We met in Boulder. Two members were going to CU at the time. Different versions of the band over the years [and] I met in different ways. Sometimes I was seeking musicians, sometimes word of mouth, sometimes we held auditions.
How long have you been playing together with this current band?
Several months. They’re the guys [I’m] going to the studio with. Live albums are much easier. When you’re in the studio making a new album it’s pretty exciting. Usually it’s not that hard in the studio. You go in pretty prepared.
You’ve been playing for 25 years.
I’ll write and play my whole life. Being on stage is very comfortable. It’s a really good feeling. Very liberating.
Who inspires you?
I get inspired from so many musicians: Bruce Hornsby, the Beatles, Neil Young, Crosby Stills and Nash, Jackson Browne. I think music these days is over produced and watered [down]. It doesn’t jump out at me [that] much. The stuff that comes out now is like fast food, it’s gone before you know it. That’s not speaking for all of it. It’s just changed so much.
How did the band get the name?
We got our name from meeting at King Soopers. That was our survival technique when we first got there [to Boulder]. We would go to two to three King Soopers and Safeways [with someone who] would drive us around. We would go to the food samples. They’d have the platters out. They would have a piece of cheese, whatever it would be. We worked our way up to churches, then Hari Krishna houses. When you’re hungry, you’re hungry.
I left high school early.
No, not at all. I was diagnosed with ADD and Dyslexia. I was told by my 8th grade teacher that I was mentally retarded. It hurt my self-esteem. I just focused on music and blocked it out.
It’s an adventure. Taught myself to play music. I never once took a lesson. I couldn’t read music to save my life.
Music made me feel [like I] belong. My friend gave me this old guitar. Slowly but surely I started getting it down. Many of those songs – like Nature, Feel Us Shaking, I wrote those when I was 16. Seany Boy, I wrote that song in freshman year in high school.
Don’t go with the norm. My chances of being successful in the music industry [were] like winning the lottery.
You quit freshman year in high school.
I worked many jobs: Construction, dishwashing, a roofer, a pizza cook, a regular cook. I worked for a janitorial service called Service Master. I got paid minimum wage, $3.35 an hour.
I’m kind of a spokesperson for misfits. They need someone to look up to. We never got any national press. We never got any real radio play. We never got big media. It doesn’t matter. It’s still good music, and it has a long shelf life. That’s what we set out to do.
I was on tour for 22 years.
What are your favorite Samples songs?
They’re like my children. I like them equally. My heart goes into all of them.
How do find time to write?
I write when no one is around.
Is that hard?
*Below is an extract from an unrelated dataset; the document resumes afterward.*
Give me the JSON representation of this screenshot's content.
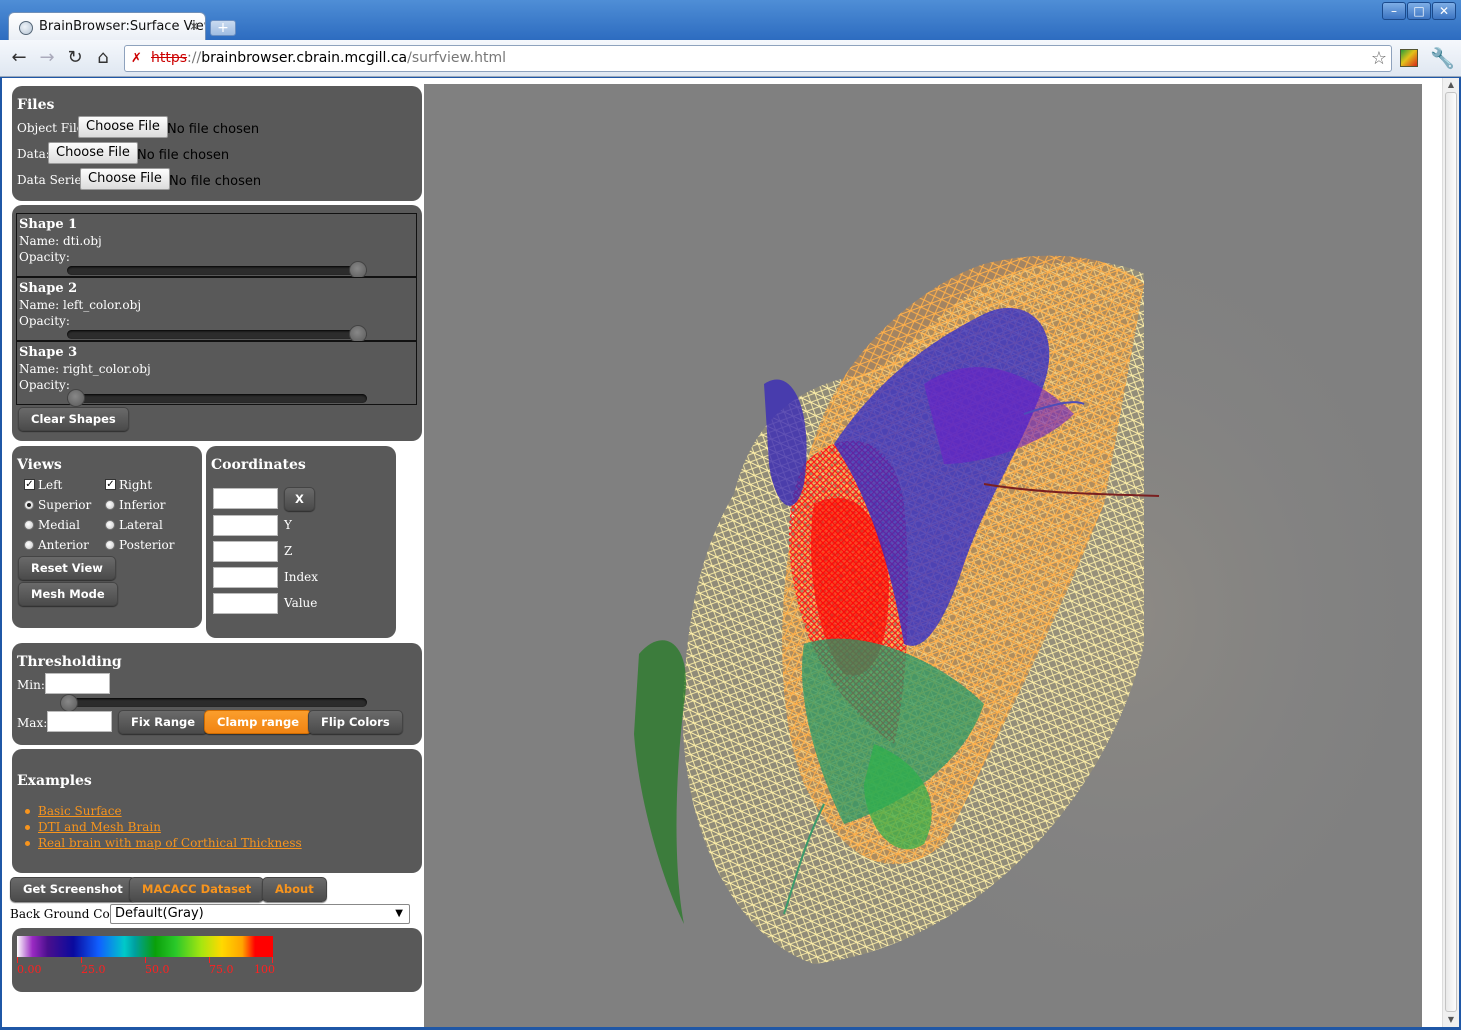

There’s definitely time[s] when it is. You find the time to find that quiet time.
You can let people know we’re alive and well. We have a ton of shows in Colorado this summer. We have some Denver shows. Some shows in Fort Collins, Mishawaka in Poudre Canyon. Kansas. It’s all on the website.
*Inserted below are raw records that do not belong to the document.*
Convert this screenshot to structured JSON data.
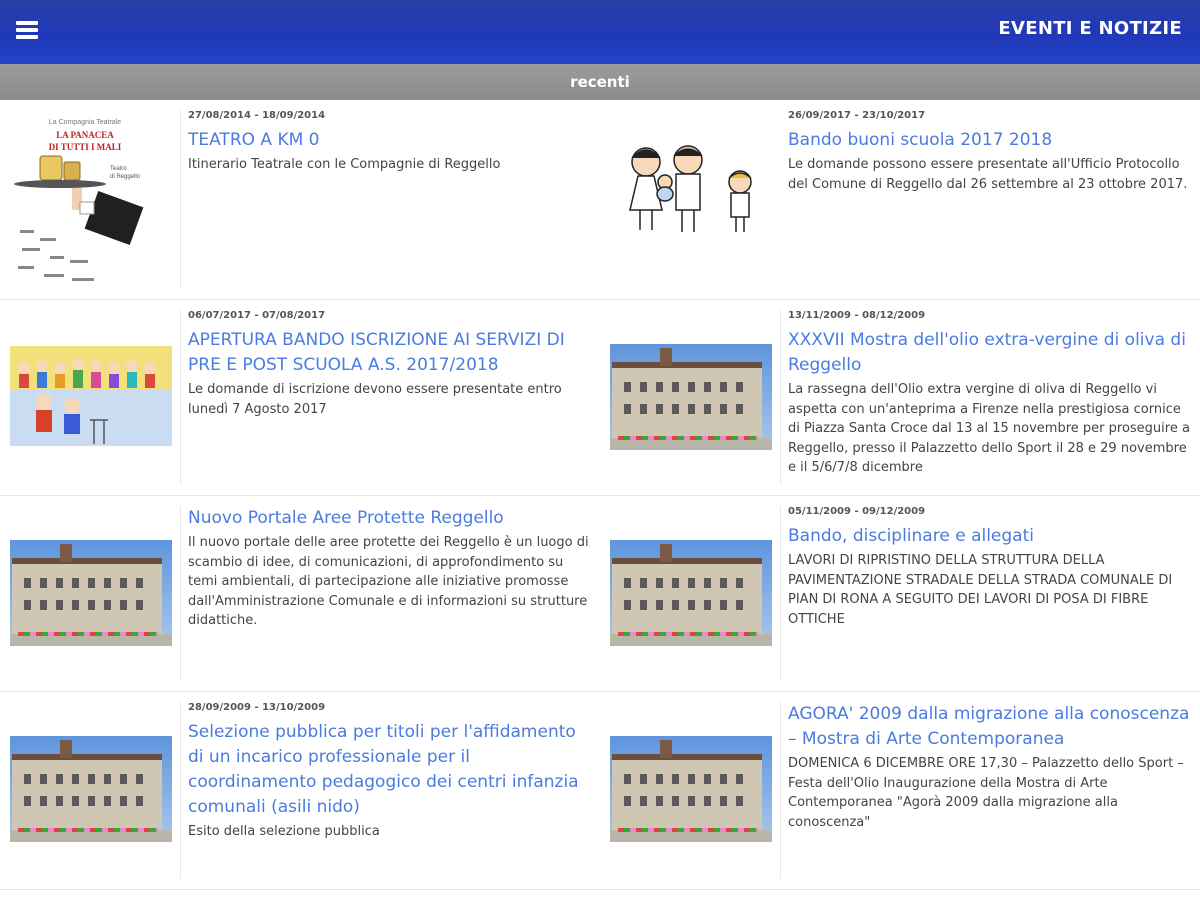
{
  "header": {
    "title": "EVENTI E NOTIZIE"
  },
  "subheader": {
    "label": "recenti"
  },
  "items": [
    {
      "date": "27/08/2014 - 18/09/2014",
      "title": "TEATRO A KM 0",
      "desc": "Itinerario Teatrale con le Compagnie di Reggello",
      "poster_text": "LA PANACEA DI TUTTI I MALI"
    },
    {
      "date": "26/09/2017 - 23/10/2017",
      "title": "Bando buoni scuola 2017 2018",
      "desc": "Le domande possono essere presentate all'Ufficio Protocollo del Comune di Reggello dal 26 settembre al 23 ottobre 2017."
    },
    {
      "date": "06/07/2017 - 07/08/2017",
      "title": "APERTURA BANDO ISCRIZIONE AI SERVIZI DI PRE E POST SCUOLA A.S. 2017/2018",
      "desc": "Le domande di iscrizione devono essere presentate entro lunedì 7 Agosto 2017"
    },
    {
      "date": "13/11/2009 - 08/12/2009",
      "title": "XXXVII Mostra dell'olio extra-vergine di oliva di Reggello",
      "desc": "La rassegna dell'Olio extra vergine di oliva di Reggello vi aspetta con un'anteprima a Firenze nella prestigiosa cornice di Piazza Santa Croce dal 13 al 15 novembre per proseguire a Reggello, presso il Palazzetto dello Sport il 28 e 29 novembre e il 5/6/7/8 dicembre"
    },
    {
      "date": "",
      "title": "Nuovo Portale Aree Protette Reggello",
      "desc": "Il nuovo portale delle aree protette dei Reggello è un luogo di scambio di idee, di comunicazioni, di approfondimento su temi ambientali, di partecipazione alle iniziative promosse dall'Amministrazione Comunale e di informazioni su strutture didattiche."
    },
    {
      "date": "05/11/2009 - 09/12/2009",
      "title": "Bando, disciplinare e allegati",
      "desc": "LAVORI DI RIPRISTINO DELLA STRUTTURA DELLA PAVIMENTAZIONE STRADALE DELLA STRADA COMUNALE DI PIAN DI RONA A SEGUITO DEI LAVORI DI POSA DI FIBRE OTTICHE"
    },
    {
      "date": "28/09/2009 - 13/10/2009",
      "title": "Selezione pubblica per titoli per l'affidamento di un incarico professionale per il coordinamento pedagogico dei centri infanzia comunali (asili nido)",
      "desc": "Esito della selezione pubblica"
    },
    {
      "date": "",
      "title": "AGORA' 2009 dalla migrazione alla conoscenza – Mostra di Arte Contemporanea",
      "desc": "DOMENICA 6 DICEMBRE ORE 17,30 – Palazzetto dello Sport – Festa dell'Olio Inaugurazione della Mostra di Arte Contemporanea \"Agorà 2009 dalla migrazione alla conoscenza\""
    }
  ]
}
Any final thoughts?
Advice for bands that are starting? My philosophy is to operate by the Four Agreements; it’s a great book. Like being impeccable with your word. Don’t take things personally. Never assume; assumptions will ruin your career. Always do your best. If you can operate in those four guidelines you always will get somewhere. You’re guaranteed to go in the right direction at least.
That’s pretty much it. … There is something that is of some interest. The other day [I got word] Oprah Winfrey is making a movie and they want to use one of our songs in [the] movie when it comes out. The song is: Could it be Another Change. That’s on our first album, self-titled.
You can get our music online, on iTunes.
5 Upcoming Samples shows:
The Boot, 4174 Clydesdale Parkway
Loveland, CO 80538
The Little Bear Saloon
28075 Colorado 74
Evergreen, CO 80439
Denver Day of Rock
Welton Street Stage 2:50Pm To 3:30Pm
2nd annual G’Knight Ride presented by Bicycle Longmont
Prospect Park, 731 tenacity Dr
Longmont, CO 80504
Louisville Street Faire
824 Front Street Louisville, CO 80027